Problem description: Report the count of lines below that include "html", without any other text.

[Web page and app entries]
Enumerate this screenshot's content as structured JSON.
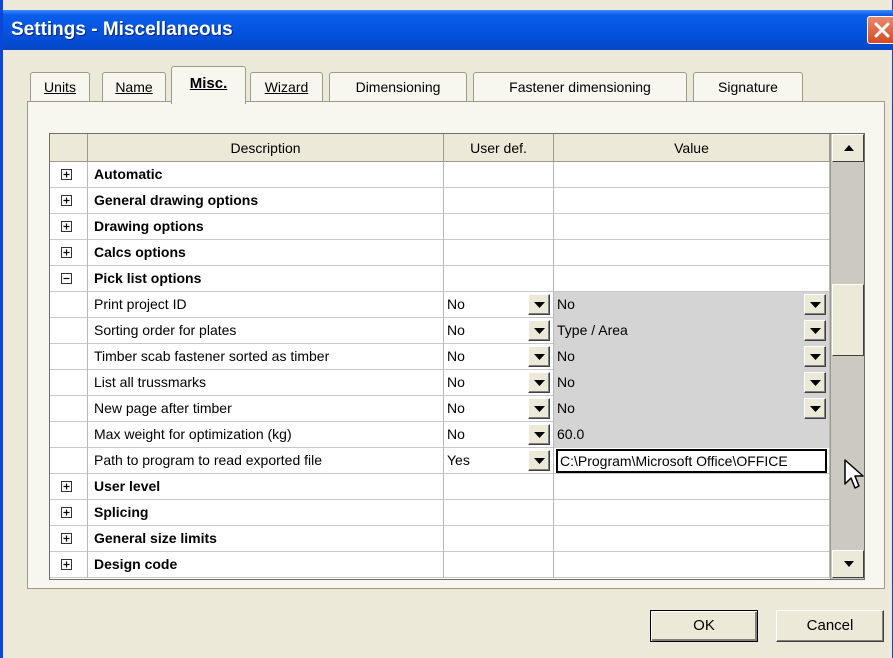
{
  "window": {
    "title": "Settings - Miscellaneous"
  },
  "tabs": [
    {
      "label": "Units",
      "active": false
    },
    {
      "label": "Name",
      "active": false
    },
    {
      "label": "Misc.",
      "active": true
    },
    {
      "label": "Wizard",
      "active": false
    },
    {
      "label": "Dimensioning",
      "active": false
    },
    {
      "label": "Fastener dimensioning",
      "active": false
    },
    {
      "label": "Signature",
      "active": false
    }
  ],
  "grid": {
    "headers": [
      "Description",
      "User def.",
      "Value"
    ],
    "rows": [
      {
        "type": "group",
        "expanded": false,
        "label": "Automatic"
      },
      {
        "type": "group",
        "expanded": false,
        "label": "General drawing options"
      },
      {
        "type": "group",
        "expanded": false,
        "label": "Drawing options"
      },
      {
        "type": "group",
        "expanded": false,
        "label": "Calcs options"
      },
      {
        "type": "group",
        "expanded": true,
        "label": "Pick list options"
      },
      {
        "type": "item",
        "label": "Print project ID",
        "user_def": "No",
        "value": "No",
        "value_combo": true
      },
      {
        "type": "item",
        "label": "Sorting order for plates",
        "user_def": "No",
        "value": "Type / Area",
        "value_combo": true
      },
      {
        "type": "item",
        "label": "Timber scab fastener sorted as timber",
        "user_def": "No",
        "value": "No",
        "value_combo": true
      },
      {
        "type": "item",
        "label": "List all trussmarks",
        "user_def": "No",
        "value": "No",
        "value_combo": true
      },
      {
        "type": "item",
        "label": "New page after timber",
        "user_def": "No",
        "value": "No",
        "value_combo": true
      },
      {
        "type": "item",
        "label": "Max weight for optimization (kg)",
        "user_def": "No",
        "value": "60.0",
        "value_combo": false
      },
      {
        "type": "item",
        "label": "Path to program to read exported file",
        "user_def": "Yes",
        "value": "C:\\Program\\Microsoft Office\\OFFICE",
        "value_combo": false,
        "editing": true
      },
      {
        "type": "group",
        "expanded": false,
        "label": "User level"
      },
      {
        "type": "group",
        "expanded": false,
        "label": "Splicing"
      },
      {
        "type": "group",
        "expanded": false,
        "label": "General size limits"
      },
      {
        "type": "group",
        "expanded": false,
        "label": "Design code"
      }
    ]
  },
  "buttons": {
    "ok": "OK",
    "cancel": "Cancel"
  },
  "colors": {
    "title_bar": "#0453e0",
    "dialog_bg": "#ece9d8",
    "value_disabled_bg": "#d4d4d4"
  }
}
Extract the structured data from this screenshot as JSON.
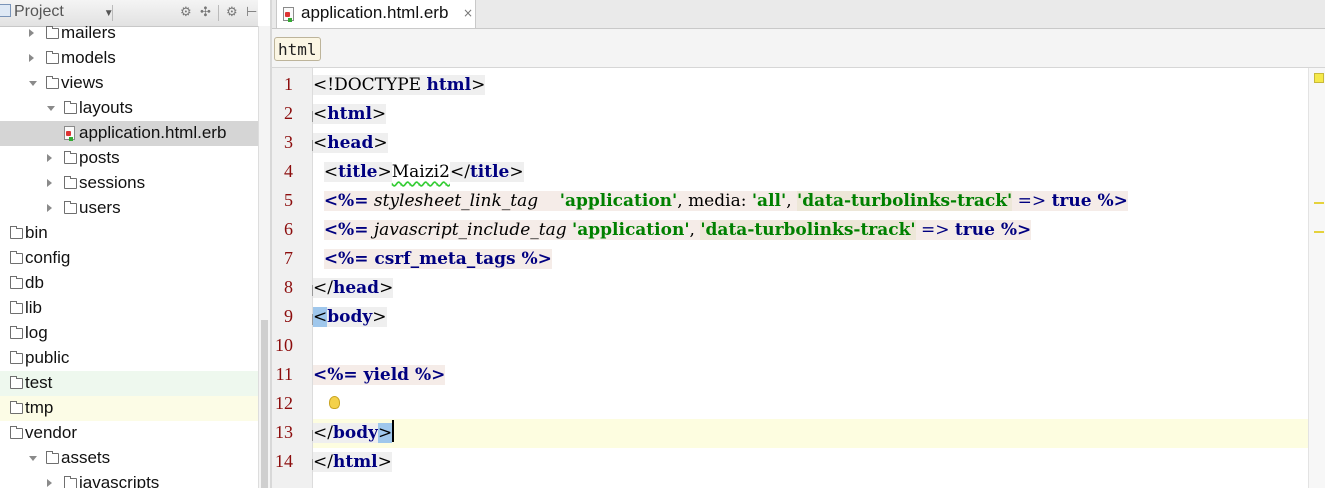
{
  "project_panel": {
    "title": "Project",
    "tools": [
      "⚙",
      "✣",
      "⚙",
      "⊢"
    ],
    "tree": [
      {
        "label": "mailers",
        "depth": 1,
        "arrow": "right",
        "icon": "folder",
        "state": ""
      },
      {
        "label": "models",
        "depth": 1,
        "arrow": "right",
        "icon": "folder",
        "state": ""
      },
      {
        "label": "views",
        "depth": 1,
        "arrow": "down",
        "icon": "folder",
        "state": ""
      },
      {
        "label": "layouts",
        "depth": 2,
        "arrow": "down",
        "icon": "folder",
        "state": ""
      },
      {
        "label": "application.html.erb",
        "depth": 3,
        "arrow": "",
        "icon": "erb-file",
        "state": "selected"
      },
      {
        "label": "posts",
        "depth": 2,
        "arrow": "right",
        "icon": "folder",
        "state": ""
      },
      {
        "label": "sessions",
        "depth": 2,
        "arrow": "right",
        "icon": "folder",
        "state": ""
      },
      {
        "label": "users",
        "depth": 2,
        "arrow": "right",
        "icon": "folder",
        "state": ""
      },
      {
        "label": "bin",
        "depth": 0,
        "arrow": "",
        "icon": "folder",
        "state": ""
      },
      {
        "label": "config",
        "depth": 0,
        "arrow": "",
        "icon": "folder",
        "state": ""
      },
      {
        "label": "db",
        "depth": 0,
        "arrow": "",
        "icon": "folder",
        "state": ""
      },
      {
        "label": "lib",
        "depth": 0,
        "arrow": "",
        "icon": "folder",
        "state": ""
      },
      {
        "label": "log",
        "depth": 0,
        "arrow": "",
        "icon": "folder",
        "state": ""
      },
      {
        "label": "public",
        "depth": 0,
        "arrow": "",
        "icon": "folder",
        "state": ""
      },
      {
        "label": "test",
        "depth": 0,
        "arrow": "",
        "icon": "folder",
        "state": "green"
      },
      {
        "label": "tmp",
        "depth": 0,
        "arrow": "",
        "icon": "folder",
        "state": "yellow"
      },
      {
        "label": "vendor",
        "depth": 0,
        "arrow": "",
        "icon": "folder",
        "state": ""
      },
      {
        "label": "assets",
        "depth": 1,
        "arrow": "down",
        "icon": "folder",
        "state": ""
      },
      {
        "label": "javascripts",
        "depth": 2,
        "arrow": "right",
        "icon": "folder",
        "state": ""
      }
    ]
  },
  "editor": {
    "tab_label": "application.html.erb",
    "tab_close": "×",
    "breadcrumb": "html",
    "line_numbers": [
      "1",
      "2",
      "3",
      "4",
      "5",
      "6",
      "7",
      "8",
      "9",
      "10",
      "11",
      "12",
      "13",
      "14"
    ],
    "lines": {
      "l1_open": "<!DOCTYPE ",
      "l1_kw": "html",
      "l1_close": ">",
      "l2_open": "<",
      "l2_name": "html",
      "l2_close": ">",
      "l3_open": "<",
      "l3_name": "head",
      "l3_close": ">",
      "l4_indent": "  ",
      "l4_open": "<",
      "l4_name": "title",
      "l4_mid": ">",
      "l4_text": "Maizi2",
      "l4_open2": "</",
      "l4_name2": "title",
      "l4_close": ">",
      "l5_indent": "  ",
      "l5_erb_open": "<%=",
      "l5_method": " stylesheet_link_tag    ",
      "l5_str1": "'application'",
      "l5_comma1": ", ",
      "l5_sym": "media: ",
      "l5_str2": "'all'",
      "l5_comma2": ", ",
      "l5_str3": "'data-turbolinks-track'",
      "l5_arrow": " => ",
      "l5_kw": "true",
      "l5_erb_close": " %>",
      "l6_indent": "  ",
      "l6_erb_open": "<%=",
      "l6_method": " javascript_include_tag ",
      "l6_str1": "'application'",
      "l6_comma1": ", ",
      "l6_str2": "'data-turbolinks-track'",
      "l6_arrow": " => ",
      "l6_kw": "true",
      "l6_erb_close": " %>",
      "l7_indent": "  ",
      "l7_erb_open": "<%=",
      "l7_body": " csrf_meta_tags ",
      "l7_erb_close": "%>",
      "l8_open": "</",
      "l8_name": "head",
      "l8_close": ">",
      "l9_open": "<",
      "l9_name": "body",
      "l9_close": ">",
      "l11_erb_open": "<%=",
      "l11_body": " yield ",
      "l11_erb_close": "%>",
      "l13_open": "</",
      "l13_name": "body",
      "l13_close": ">",
      "l14_open": "</",
      "l14_name": "html",
      "l14_close": ">"
    },
    "current_line": 13
  },
  "colors": {
    "tag_name": "#000080",
    "string": "#008000",
    "line_number": "#8c0d0d",
    "current_line": "#fdfde0",
    "selected_row": "#d5d5d5"
  }
}
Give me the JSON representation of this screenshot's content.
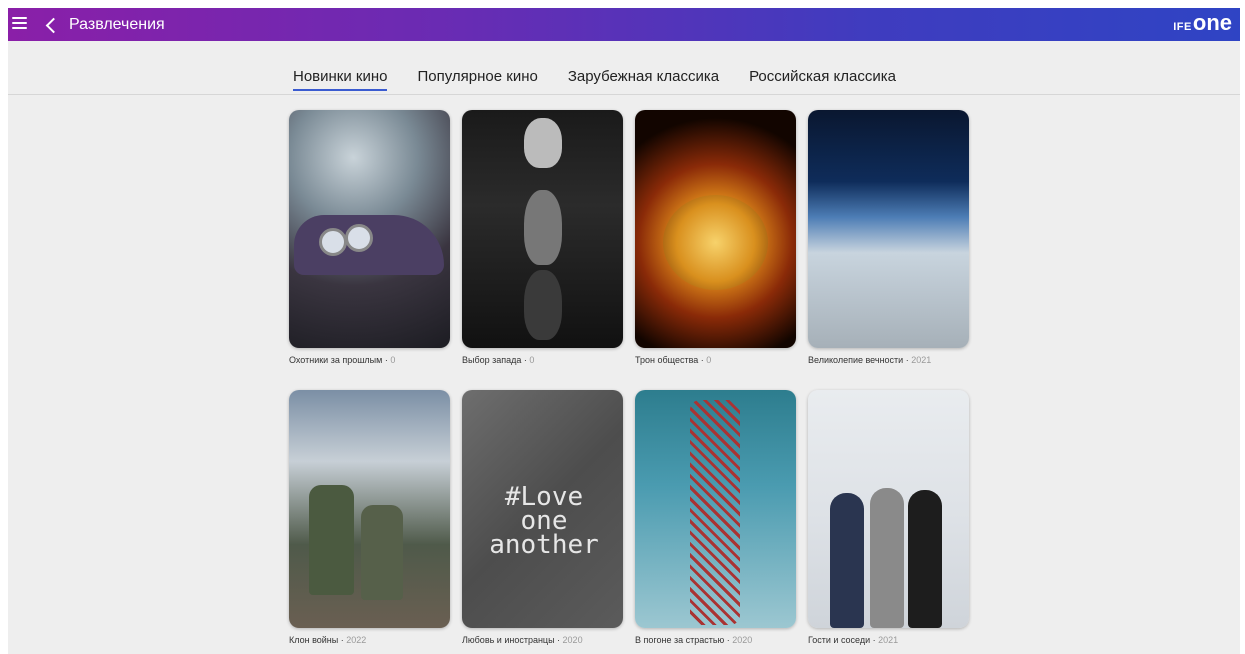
{
  "topbar": {
    "back_label": "Развлечения",
    "logo_ife": "IFE",
    "logo_one": "one"
  },
  "tabs": [
    {
      "label": "Новинки кино",
      "active": true
    },
    {
      "label": "Популярное кино",
      "active": false
    },
    {
      "label": "Зарубежная классика",
      "active": false
    },
    {
      "label": "Российская классика",
      "active": false
    }
  ],
  "movies": [
    {
      "title": "Охотники за прошлым",
      "year": "0"
    },
    {
      "title": "Выбор запада",
      "year": "0"
    },
    {
      "title": "Трон общества",
      "year": "0"
    },
    {
      "title": "Великолепие вечности",
      "year": "2021"
    },
    {
      "title": "Клон войны",
      "year": "2022"
    },
    {
      "title": "Любовь и иностранцы",
      "year": "2020"
    },
    {
      "title": "В погоне за страстью",
      "year": "2020"
    },
    {
      "title": "Гости и соседи",
      "year": "2021"
    }
  ],
  "thumb_texts": {
    "love": "#Love one another"
  },
  "colors": {
    "accent": "#3a5bd0",
    "topbar_start": "#8a1fa8",
    "topbar_end": "#2f44c4"
  }
}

Solution below: 6